What the exercise asks =>
Wherever "Борисович" appears in a line of the listing, report that line.
──────
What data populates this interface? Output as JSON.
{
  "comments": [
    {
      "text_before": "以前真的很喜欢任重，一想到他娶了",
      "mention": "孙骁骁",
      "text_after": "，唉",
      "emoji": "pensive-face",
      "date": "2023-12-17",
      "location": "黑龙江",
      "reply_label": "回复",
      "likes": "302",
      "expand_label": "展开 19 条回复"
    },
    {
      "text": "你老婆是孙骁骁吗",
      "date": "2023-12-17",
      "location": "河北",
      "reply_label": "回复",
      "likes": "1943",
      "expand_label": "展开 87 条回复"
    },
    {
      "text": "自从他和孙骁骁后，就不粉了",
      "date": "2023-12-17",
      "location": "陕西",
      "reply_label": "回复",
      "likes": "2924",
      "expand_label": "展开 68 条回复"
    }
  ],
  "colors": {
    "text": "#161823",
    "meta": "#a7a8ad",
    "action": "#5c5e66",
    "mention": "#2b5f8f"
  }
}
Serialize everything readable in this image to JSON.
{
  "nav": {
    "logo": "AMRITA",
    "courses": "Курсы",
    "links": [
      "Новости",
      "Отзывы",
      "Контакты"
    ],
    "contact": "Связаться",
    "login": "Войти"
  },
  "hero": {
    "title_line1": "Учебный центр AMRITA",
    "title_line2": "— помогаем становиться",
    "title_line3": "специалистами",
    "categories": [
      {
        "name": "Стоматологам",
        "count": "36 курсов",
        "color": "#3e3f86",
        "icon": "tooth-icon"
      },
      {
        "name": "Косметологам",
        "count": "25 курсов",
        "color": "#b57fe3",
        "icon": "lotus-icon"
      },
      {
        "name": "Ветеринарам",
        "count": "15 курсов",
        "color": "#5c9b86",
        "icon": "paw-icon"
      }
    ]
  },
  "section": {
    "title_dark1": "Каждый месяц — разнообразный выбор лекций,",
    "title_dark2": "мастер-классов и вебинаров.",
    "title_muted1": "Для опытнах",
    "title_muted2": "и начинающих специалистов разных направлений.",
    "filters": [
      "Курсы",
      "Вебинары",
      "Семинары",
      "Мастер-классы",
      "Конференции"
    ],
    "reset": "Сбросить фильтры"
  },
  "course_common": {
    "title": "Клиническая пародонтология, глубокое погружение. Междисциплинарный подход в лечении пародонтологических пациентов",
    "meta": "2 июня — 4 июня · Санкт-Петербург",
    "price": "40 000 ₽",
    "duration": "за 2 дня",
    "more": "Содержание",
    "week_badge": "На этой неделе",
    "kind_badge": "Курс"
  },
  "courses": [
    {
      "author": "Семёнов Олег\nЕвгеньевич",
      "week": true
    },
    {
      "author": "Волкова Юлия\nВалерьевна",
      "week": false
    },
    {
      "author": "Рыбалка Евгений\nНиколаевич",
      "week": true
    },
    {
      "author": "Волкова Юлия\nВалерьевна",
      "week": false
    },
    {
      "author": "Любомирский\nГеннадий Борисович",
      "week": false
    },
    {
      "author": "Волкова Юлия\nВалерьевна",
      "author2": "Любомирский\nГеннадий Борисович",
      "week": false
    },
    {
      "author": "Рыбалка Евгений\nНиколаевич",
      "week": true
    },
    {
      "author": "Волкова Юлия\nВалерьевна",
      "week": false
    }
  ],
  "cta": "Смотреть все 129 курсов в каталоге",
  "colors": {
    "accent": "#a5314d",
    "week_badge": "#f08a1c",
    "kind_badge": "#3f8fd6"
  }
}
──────
Solution =>
      "author": "Любомирский\nГеннадий Борисович",
      "author2": "Любомирский\nГеннадий Борисович",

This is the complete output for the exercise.